(PLEASE NOTE: I am aware that in a few cases there are one-to-one relationships where one-to-many should be present. It's not intentional, it's just a mistake on my side. Take no notice.)
I am designing a database for my project and I've ran into a small problem.
In the database there will be a few entities that can be in a one-to-many relationship with tables:
phone. Here they are:
Now, I have such entities as
third_party that I want to relate one-to-many to the aforementioned tables. Since there are multiple of those, I need to create an intermediate table, in the following fashion:
That's still not that bad, but when the third party comes into play, that's what I get:
Getting nastier and nastier, right? But when I'd add more tables and more relationships, this stuff's getting, for my taste, too hideous and hard to manage.
Now, one solution I could come up with, was to add an intermediary table, like an "entity". Then, it could look something like that:
Much, much nicer. But:
- Now I make each of the the entities (
third_party) dependent on

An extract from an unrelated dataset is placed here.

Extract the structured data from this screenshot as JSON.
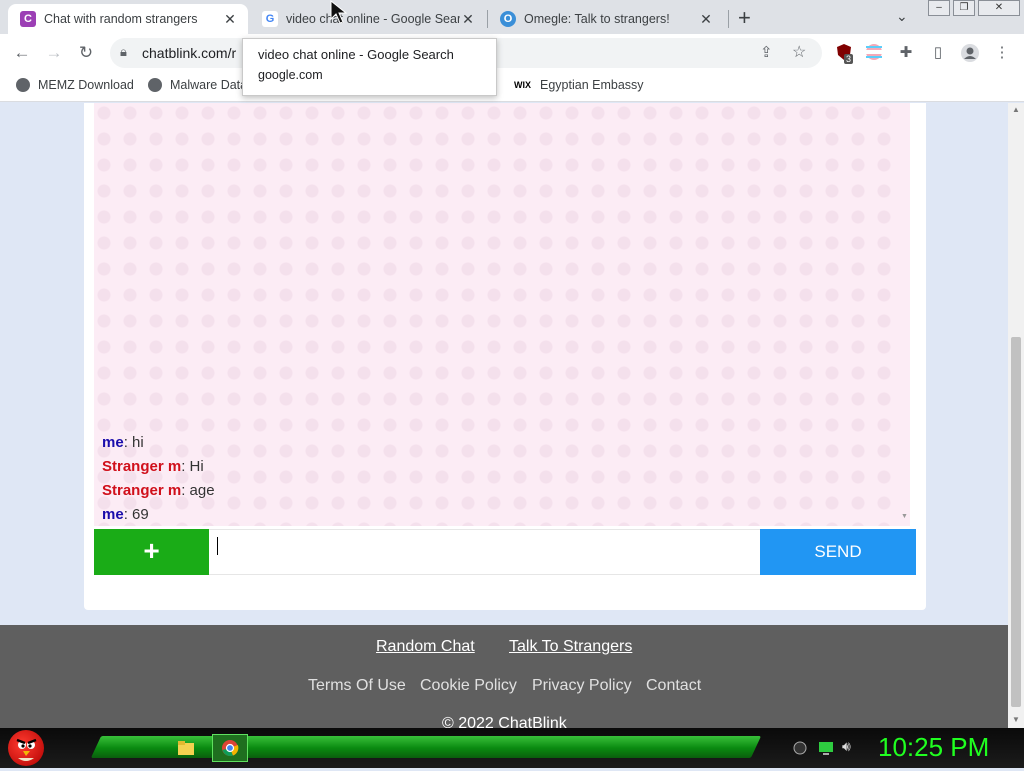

entityand I'm not sure that's good.
- I create a seemingly useless table containing only and ID, nothing else.
- This way I can't be sure that one value of
entityisn't connected to to multiple types of other entities (e.g.
client_rep.entity_idcould very likely be equal to
other_party.entity_idand I have no way of knowing that, except for by issuing a query, ie. from inside of my application. Still, I guess I had the same problem in the first design, where
client_rep_email.email_idcould be equal to
Another way to solve this problem would be to create entity-specific tables for phone and email.
That looks ugly at least, but this way I can be sure, that no phone number and email will be referenced by two different entities. Still, there are a few very specific and important problems with this layout:
- When I want to change the length of accepted phone numbers or email addresses, I will have to edit 3 times more tables. And imagine what if added one more entity?
- It's simply not right, because the same object (e.g. email address) is represented multiple times.
There is another way of doing that. Let's take a look at the
client_rep table. It's obvious, that in reality it looks like this:
I could, of course, create a specific rep for each entity, like that:
This layout has other problems, like the others.
- No way of being sure that
client_rep.rep_idis not equal to
- I have to create a entity-specific rep (ie.
But there's a slight, which is that I can enter entity's rep-specific values. Still, in case of some entities (e.g.
other_party), there won't ever be a rep per se. There will be only general contact information.
And I'm lost. There are to many solutions available and I can't choose the best one (although I can identify a few better than others).